Work item: Look over the entries that follow and work out how many lines contain "this". State the number only.

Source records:
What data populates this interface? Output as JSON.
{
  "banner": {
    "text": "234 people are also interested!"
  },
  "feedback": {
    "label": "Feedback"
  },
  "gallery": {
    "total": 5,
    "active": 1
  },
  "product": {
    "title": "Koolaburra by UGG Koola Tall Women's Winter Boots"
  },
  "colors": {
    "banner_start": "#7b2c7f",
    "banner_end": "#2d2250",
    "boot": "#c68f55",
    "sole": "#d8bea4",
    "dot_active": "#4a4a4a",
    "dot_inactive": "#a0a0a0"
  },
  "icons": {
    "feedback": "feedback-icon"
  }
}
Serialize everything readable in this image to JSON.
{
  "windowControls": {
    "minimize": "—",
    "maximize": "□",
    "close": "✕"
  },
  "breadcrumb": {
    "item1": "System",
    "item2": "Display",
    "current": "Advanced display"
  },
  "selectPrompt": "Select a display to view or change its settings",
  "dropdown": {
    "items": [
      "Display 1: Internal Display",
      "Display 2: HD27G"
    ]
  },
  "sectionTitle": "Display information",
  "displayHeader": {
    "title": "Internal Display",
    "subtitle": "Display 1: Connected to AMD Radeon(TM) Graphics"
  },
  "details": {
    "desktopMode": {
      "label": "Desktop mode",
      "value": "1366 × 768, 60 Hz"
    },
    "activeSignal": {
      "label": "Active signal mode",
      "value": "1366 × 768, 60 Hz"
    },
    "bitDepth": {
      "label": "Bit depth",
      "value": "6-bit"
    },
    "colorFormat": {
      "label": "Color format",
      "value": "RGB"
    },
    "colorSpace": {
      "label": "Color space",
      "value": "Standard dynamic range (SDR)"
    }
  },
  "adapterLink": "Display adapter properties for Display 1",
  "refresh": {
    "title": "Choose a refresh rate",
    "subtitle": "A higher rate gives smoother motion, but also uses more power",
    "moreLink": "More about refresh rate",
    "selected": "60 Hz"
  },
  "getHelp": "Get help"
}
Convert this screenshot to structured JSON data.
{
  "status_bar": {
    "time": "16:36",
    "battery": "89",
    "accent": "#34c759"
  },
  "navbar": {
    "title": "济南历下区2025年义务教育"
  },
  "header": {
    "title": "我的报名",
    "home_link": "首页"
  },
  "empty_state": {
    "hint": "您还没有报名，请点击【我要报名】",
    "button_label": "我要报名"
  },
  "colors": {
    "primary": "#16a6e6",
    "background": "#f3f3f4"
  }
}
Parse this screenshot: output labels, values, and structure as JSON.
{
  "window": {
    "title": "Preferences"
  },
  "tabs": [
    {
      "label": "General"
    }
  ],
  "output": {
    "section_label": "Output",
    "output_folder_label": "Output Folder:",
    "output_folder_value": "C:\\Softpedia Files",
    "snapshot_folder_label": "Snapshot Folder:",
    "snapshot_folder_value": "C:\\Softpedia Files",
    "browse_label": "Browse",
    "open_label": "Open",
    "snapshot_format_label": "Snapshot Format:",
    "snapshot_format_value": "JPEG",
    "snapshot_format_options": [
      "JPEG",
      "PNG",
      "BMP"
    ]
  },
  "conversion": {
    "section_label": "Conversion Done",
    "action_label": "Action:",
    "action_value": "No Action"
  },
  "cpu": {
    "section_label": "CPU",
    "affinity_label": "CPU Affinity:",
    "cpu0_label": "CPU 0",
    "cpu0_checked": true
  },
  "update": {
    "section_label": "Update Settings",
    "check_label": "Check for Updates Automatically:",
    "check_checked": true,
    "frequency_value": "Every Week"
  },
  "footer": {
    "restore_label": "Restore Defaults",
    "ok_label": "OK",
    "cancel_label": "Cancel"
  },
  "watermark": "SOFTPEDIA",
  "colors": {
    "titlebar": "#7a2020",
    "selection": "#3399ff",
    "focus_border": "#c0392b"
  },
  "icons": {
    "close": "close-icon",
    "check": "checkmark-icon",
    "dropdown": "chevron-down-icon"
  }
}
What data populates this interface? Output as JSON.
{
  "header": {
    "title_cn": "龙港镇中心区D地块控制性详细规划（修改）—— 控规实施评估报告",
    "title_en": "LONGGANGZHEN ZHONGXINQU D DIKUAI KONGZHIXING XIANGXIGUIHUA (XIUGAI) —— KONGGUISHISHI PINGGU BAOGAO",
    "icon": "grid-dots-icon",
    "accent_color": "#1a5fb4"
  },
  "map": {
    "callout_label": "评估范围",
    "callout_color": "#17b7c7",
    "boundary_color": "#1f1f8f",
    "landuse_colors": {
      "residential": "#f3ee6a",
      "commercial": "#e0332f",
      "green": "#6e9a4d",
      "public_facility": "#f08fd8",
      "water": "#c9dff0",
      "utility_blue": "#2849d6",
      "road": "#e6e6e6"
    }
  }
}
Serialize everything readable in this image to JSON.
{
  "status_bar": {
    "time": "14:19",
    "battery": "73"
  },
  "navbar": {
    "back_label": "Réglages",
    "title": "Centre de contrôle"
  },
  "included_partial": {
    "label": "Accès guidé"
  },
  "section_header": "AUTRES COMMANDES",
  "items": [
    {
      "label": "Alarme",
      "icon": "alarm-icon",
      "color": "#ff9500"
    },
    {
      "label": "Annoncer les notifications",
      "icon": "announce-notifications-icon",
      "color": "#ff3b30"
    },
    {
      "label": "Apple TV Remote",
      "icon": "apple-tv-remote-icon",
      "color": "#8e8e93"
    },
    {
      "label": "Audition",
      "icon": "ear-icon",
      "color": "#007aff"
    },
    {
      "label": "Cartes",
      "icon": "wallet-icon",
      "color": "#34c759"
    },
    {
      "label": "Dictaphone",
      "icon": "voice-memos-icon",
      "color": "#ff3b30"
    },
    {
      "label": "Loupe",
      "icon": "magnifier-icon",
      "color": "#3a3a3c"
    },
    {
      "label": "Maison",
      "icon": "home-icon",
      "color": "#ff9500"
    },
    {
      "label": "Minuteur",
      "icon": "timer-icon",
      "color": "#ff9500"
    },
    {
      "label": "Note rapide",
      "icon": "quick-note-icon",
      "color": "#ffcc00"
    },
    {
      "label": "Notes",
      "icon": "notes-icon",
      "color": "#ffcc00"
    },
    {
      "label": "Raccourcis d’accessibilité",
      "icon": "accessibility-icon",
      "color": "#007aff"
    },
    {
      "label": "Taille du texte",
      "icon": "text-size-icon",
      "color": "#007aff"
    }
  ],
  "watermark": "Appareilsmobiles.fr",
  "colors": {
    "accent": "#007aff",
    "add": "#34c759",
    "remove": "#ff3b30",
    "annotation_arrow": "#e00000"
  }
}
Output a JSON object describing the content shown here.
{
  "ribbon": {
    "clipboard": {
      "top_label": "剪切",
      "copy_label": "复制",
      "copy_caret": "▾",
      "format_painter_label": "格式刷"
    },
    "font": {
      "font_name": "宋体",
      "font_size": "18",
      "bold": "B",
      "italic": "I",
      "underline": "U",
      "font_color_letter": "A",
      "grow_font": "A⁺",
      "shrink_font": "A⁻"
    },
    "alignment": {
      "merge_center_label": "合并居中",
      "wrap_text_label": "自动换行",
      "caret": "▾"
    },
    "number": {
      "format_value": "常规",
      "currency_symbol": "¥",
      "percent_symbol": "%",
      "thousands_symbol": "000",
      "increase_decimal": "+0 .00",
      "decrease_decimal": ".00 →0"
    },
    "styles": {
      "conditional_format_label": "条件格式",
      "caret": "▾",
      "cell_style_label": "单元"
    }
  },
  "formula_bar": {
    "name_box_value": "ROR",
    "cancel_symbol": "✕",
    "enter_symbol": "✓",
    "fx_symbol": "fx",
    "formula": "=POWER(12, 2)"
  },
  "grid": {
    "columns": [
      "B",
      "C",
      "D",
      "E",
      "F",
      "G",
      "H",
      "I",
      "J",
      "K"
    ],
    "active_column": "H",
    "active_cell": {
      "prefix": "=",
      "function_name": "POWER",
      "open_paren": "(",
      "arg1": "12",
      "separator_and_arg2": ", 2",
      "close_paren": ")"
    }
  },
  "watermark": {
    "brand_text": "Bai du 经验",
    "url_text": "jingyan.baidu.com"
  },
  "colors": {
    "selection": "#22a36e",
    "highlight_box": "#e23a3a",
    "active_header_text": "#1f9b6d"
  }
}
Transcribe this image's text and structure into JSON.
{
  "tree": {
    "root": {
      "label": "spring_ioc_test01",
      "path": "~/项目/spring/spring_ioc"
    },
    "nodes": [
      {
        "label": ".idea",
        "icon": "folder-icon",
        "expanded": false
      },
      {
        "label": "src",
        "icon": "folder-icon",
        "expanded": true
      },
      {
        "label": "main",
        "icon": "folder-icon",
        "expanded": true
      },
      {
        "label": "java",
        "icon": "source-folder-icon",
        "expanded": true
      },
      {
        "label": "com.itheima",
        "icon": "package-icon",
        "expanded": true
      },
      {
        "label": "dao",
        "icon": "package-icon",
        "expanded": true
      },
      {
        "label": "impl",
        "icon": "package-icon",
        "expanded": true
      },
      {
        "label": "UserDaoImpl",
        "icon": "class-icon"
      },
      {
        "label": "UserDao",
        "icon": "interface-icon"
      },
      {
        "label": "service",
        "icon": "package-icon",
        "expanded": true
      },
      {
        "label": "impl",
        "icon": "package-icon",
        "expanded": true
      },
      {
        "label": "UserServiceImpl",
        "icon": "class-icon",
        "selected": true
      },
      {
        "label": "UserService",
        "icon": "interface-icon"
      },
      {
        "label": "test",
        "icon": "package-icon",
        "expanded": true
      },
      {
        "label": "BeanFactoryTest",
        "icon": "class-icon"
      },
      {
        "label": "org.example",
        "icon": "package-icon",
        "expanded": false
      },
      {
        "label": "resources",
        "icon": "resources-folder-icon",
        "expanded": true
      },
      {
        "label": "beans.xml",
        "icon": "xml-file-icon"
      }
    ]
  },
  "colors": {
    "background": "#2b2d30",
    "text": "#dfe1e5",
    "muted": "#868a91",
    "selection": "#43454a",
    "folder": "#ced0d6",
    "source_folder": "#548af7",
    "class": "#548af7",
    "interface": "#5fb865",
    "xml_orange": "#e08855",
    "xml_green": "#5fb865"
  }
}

Exercise response: 7